- Difficulty concentrating
- Reliance on caffeine to stay away during the day
- Irritability or depression
Tips You Can Sleep On
Although there are more than 80 sleep disorders affecting people, it’s very possible the reason you’re falling behind on sleep could be fairly simple with an easy fix. Checking with your primary care provider will help you with persistent and more severe symptoms.
He or she may even recommend a sleep study, during which you will be monitored carefully as you sleep. The results can help identify the type and extent of your sleep problems. A sleep study may also guide you and your provider as you create a customized treatment plan.
In addition to visiting with your primary care provider, Blevins offers an array of things you can do to improve the quality of your sleep and make sure you’re getting enough of it.

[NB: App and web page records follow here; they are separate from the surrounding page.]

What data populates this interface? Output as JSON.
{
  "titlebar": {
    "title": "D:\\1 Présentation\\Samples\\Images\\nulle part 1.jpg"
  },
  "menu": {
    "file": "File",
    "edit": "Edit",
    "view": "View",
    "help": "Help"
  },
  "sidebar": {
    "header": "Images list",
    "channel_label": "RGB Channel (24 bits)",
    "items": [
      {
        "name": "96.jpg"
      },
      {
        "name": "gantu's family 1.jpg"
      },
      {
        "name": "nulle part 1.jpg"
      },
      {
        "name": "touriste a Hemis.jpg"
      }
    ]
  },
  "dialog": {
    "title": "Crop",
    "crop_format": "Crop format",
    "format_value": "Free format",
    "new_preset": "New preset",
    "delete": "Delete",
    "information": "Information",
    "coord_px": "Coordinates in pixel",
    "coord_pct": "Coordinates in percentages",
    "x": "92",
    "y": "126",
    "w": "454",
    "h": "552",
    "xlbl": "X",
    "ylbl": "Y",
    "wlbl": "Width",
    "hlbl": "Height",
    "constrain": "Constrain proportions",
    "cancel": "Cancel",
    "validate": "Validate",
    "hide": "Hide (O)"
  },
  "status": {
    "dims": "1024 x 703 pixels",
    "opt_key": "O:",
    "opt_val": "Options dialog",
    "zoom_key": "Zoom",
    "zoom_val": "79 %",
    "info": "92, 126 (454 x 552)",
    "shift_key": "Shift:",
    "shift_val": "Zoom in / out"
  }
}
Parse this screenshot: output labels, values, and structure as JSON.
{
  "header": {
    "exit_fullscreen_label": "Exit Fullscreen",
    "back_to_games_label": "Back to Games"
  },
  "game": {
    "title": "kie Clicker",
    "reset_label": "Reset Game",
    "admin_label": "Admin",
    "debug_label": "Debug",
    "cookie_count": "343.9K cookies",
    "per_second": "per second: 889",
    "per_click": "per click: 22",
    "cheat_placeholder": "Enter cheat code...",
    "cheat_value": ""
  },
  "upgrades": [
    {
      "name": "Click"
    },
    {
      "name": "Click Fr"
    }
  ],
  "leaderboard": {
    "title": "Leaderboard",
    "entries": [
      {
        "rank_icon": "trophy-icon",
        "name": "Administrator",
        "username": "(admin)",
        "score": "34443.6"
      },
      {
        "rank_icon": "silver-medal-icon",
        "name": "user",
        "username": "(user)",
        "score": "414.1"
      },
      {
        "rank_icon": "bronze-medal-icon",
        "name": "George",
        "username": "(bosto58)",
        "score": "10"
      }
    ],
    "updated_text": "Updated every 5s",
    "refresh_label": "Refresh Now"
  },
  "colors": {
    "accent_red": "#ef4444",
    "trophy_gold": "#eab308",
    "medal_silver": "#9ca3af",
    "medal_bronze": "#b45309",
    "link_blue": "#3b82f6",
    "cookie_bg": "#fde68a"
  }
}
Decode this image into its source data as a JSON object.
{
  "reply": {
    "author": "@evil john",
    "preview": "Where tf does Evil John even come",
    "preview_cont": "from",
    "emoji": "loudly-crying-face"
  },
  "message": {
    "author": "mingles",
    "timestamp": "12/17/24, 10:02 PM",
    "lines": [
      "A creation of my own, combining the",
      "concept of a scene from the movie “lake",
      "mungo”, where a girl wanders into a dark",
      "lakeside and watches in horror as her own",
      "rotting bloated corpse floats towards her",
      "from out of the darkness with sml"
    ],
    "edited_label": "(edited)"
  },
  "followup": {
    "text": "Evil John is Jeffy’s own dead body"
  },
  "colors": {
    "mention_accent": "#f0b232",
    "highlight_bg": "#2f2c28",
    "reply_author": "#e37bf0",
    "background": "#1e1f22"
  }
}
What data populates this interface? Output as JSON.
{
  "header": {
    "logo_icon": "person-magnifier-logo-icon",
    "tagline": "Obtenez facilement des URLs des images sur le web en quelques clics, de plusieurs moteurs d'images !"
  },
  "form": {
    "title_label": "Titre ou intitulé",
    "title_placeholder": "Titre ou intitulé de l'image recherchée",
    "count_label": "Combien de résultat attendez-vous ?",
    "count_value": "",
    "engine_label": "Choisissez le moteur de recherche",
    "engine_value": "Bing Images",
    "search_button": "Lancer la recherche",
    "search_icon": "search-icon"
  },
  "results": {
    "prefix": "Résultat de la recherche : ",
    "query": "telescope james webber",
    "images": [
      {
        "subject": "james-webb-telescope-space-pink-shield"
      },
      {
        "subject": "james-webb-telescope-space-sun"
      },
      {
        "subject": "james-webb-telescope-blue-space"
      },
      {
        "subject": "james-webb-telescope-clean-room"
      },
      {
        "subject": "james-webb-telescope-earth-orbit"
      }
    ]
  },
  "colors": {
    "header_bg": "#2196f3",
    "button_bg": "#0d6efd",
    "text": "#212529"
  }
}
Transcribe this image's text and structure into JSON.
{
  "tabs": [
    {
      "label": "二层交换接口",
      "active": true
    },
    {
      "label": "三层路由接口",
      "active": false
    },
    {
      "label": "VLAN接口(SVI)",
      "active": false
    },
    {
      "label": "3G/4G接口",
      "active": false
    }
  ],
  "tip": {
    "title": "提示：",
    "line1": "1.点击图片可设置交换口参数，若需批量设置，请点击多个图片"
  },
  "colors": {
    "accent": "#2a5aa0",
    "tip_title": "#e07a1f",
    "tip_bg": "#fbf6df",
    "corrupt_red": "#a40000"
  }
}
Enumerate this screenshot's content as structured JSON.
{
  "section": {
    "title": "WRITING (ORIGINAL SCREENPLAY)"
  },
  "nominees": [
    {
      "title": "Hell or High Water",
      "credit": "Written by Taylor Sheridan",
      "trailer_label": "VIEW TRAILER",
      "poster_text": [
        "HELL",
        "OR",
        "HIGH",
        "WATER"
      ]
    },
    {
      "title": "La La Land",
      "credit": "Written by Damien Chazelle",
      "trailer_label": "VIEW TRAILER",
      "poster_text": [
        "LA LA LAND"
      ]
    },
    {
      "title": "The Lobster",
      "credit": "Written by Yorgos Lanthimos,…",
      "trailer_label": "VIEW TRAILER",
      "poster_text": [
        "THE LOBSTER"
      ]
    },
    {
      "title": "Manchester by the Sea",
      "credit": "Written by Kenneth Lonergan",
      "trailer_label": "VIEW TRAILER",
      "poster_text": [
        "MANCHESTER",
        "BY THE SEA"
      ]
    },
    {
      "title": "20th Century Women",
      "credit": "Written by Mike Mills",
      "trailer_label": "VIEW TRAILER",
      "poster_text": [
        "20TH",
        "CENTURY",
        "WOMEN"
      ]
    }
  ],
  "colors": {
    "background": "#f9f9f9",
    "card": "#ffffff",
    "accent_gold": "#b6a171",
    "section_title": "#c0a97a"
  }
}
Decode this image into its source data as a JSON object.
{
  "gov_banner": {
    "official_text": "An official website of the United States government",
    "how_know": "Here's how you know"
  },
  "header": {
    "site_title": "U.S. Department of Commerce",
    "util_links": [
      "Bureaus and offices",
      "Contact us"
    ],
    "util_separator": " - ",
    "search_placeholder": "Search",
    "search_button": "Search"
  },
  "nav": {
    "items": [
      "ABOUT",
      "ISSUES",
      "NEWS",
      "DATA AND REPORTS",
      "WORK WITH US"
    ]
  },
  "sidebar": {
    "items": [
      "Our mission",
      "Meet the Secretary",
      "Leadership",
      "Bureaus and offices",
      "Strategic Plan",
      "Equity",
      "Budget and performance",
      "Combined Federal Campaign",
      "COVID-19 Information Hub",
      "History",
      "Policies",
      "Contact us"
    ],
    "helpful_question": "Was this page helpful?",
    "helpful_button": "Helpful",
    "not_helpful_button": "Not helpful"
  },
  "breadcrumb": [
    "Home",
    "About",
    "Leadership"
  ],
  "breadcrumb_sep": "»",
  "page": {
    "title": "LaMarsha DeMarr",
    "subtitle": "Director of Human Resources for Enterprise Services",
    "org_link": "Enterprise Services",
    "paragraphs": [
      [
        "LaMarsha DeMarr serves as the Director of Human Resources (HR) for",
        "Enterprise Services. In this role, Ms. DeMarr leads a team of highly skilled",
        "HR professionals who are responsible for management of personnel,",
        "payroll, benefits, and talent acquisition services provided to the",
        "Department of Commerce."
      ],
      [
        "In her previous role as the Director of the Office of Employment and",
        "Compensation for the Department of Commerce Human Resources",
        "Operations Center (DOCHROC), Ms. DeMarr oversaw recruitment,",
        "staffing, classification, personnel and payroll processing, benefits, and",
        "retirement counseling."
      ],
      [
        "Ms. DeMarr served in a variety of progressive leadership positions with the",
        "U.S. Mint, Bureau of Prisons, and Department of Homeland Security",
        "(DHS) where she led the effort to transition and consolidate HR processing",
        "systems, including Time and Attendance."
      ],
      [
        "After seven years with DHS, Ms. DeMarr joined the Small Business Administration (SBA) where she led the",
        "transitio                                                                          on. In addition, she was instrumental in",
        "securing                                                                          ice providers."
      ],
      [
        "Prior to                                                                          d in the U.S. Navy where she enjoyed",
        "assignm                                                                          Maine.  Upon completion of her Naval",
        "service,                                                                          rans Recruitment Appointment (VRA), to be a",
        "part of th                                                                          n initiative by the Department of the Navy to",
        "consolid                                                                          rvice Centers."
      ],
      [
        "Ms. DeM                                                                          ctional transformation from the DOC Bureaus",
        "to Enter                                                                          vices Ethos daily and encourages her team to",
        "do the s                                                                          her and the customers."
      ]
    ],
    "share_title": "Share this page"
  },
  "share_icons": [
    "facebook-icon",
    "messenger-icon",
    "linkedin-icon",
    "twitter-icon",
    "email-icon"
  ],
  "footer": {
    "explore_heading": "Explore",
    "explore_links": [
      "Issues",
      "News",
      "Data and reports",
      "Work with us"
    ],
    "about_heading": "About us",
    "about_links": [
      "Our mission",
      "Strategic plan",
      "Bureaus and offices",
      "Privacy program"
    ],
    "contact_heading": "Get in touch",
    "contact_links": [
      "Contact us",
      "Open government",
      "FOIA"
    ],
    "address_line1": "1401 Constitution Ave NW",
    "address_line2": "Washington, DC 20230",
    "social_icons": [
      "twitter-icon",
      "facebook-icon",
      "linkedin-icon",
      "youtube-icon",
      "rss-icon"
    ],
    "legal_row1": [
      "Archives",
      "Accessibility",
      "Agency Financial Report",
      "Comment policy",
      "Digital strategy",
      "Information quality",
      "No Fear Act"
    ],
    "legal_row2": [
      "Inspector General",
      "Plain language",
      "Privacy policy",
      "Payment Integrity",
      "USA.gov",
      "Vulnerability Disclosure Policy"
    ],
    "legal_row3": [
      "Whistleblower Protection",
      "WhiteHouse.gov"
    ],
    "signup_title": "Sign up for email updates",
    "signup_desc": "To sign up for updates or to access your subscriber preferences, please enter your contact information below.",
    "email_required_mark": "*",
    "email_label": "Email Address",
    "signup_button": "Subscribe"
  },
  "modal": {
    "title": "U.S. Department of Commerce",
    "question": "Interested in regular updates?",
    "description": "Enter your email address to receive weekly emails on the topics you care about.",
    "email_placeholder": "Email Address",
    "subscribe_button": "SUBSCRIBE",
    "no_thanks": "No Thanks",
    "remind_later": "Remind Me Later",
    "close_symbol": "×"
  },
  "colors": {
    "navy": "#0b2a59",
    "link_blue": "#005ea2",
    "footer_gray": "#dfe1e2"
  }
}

- Improve common lifestyle problems:
- Limit caffeine intake to before lunch and to no more than 2 cups of coffee
- Avoid alcohol four to six hours before bedtime—alcohol may help you fall asleep but can also be very disruptive to your sleep
- Complete physical activity at least six hours before bedtime—regular exercise can help you sleep better, as long as it’s not too close to bedtime
- Turn off electronic devices and screens at least 30 minutes before you plan to sleep—the artificial light can interfere with your body’s natural sleepiness cues that regulate your sleep schedule
- Create a good sleeping environment:
- Avoid allowing too much light in the room—blackout curtains or eye masks are a great way you can help reduce light
- Add a white noise machine or fan to your room or try ear plugs to help reduce overall noise—but avoid radio and TV as background noise because these have frequent changes in volume that can disrupt sleep and leave you feeling tired the next day
- Select a good sleeping temperature that’s comfortable but slightly cooler than your daytime environment—in general, 68 degrees Fahrenheit is best for sleeping, though some people will prefer it colder and others warmer
- Establish a healthy sleep routine:
- Establish a regular wake-up time to help keep your sleep on track, even on the weekends
- Try to keep a regular bedtime as well, but don’t go to bed until you’re sleepy
- Avoid taking naps if possible during the day—and if you do nap, limit it to less than one hour and before 3 p.m.
- Use your bed for sleeping, intimacy and illness—this will help your brain shut down when you get into bed
- Dedicate time earlier in the day to write down your worries or concerns—this will help you get them out of your system and prevent your mind from fretting about them while you’re getting to sleep
- Have a regular schedule for your meals, medications, chores and other activities—our bodies operate more smoothly with established routines
You—and Your Heart—Can Sleep Well Again
It’s miserable to go through each day feeling tired and less than your best. It’s also tough on your heart. So take a moment during Heart Month to assess your sleep. Ask yourself if you show signs of poor sleep, and try incorporating some new routines and behaviors that will help you get the rest you need and deserve.
If you’d like to learn more about how to get quality sleep in our fast-paced and stressful world, plan to come to Sleeping Well Again on Thursday, February 25, 2016, at 6:30 p.m.
During this free event at Adventist Medical Center, sleep specialists from Adventist Health’s Sleep Disorders Center will coach you on developing a personalized sleep plan that is based on the latest biological and psychological knowledge about sleep and sleeping well.
For more information and to reserve your free spot in Sleeping Well Again, call 503-256-4000 or register online.
You and your heart can rest easy knowing there are ways to help you sleep well again.